We’ve been reforming schools forever (my personal frame of reference begins with Sputnik)--but we’re also bent on doing it on the cheap. Lately, a lot of glossy rhetoric is papering over the realities of this kind of bargain-based, quick-fix reform:
• If we create an exciting, competitive "leadership" program for talented college graduates, who promise to relentlessly pursue achievement data as teachers in our worst schools and then bow out in three to five years, we'll keep staffing costs low in perpetuity. • If we establish policy favoring dynamic entrepreneurial education initiatives--charter schools-- we'll draw venture capitalists who believe they can manage discount schooling, and reduce the number of well-paid, unionized teachers. We can use public funding as our base, and also provide high-visibility outlets for hedge fund managers to make charitable contributions supporting the education of poor kids! • Let's create high and rigorous standards for all children in America, raising the bar (and giving test developers and education publishers a nice boost). Standardizing tools and processes is cost-effective for public schools--or will be, once the common assessments and materials are created. And don't forget personalized computer-based tests--they're so 21st century!

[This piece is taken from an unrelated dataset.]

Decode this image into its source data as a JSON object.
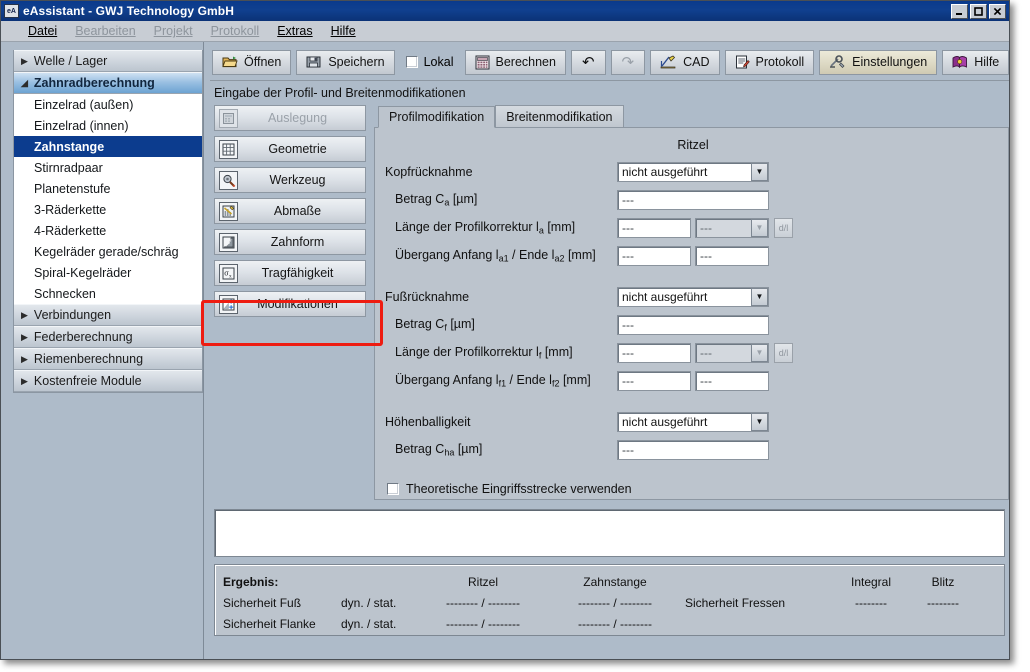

Not that we can’t run schools more efficiently. But efficient has become synonymous with inexpensive, and from there it’s a short leap to substandard and even miserly.
There’s reform--and there’s investment. Two different things.
If we’re building a serviceable, comfortable and attractive home, we choose goods and services carefully and for the long haul. We look forward to living there.
If we’re building a serviceable, comfortable and attractive public school system for the 21st century, we can’t delude ourselves into believing that the lowest-quality options are the best choice.
Our public school systems must be fully funded. Invest now, in facilities and especially human capital--or expect to pay later, at $15 million a pop. Plus inflation.
The opinions expressed in Teacher in a Strange Land are strictly those of the author(s) and do not reflect the opinions or endorsement of Editorial Projects in Education, or any of its publications.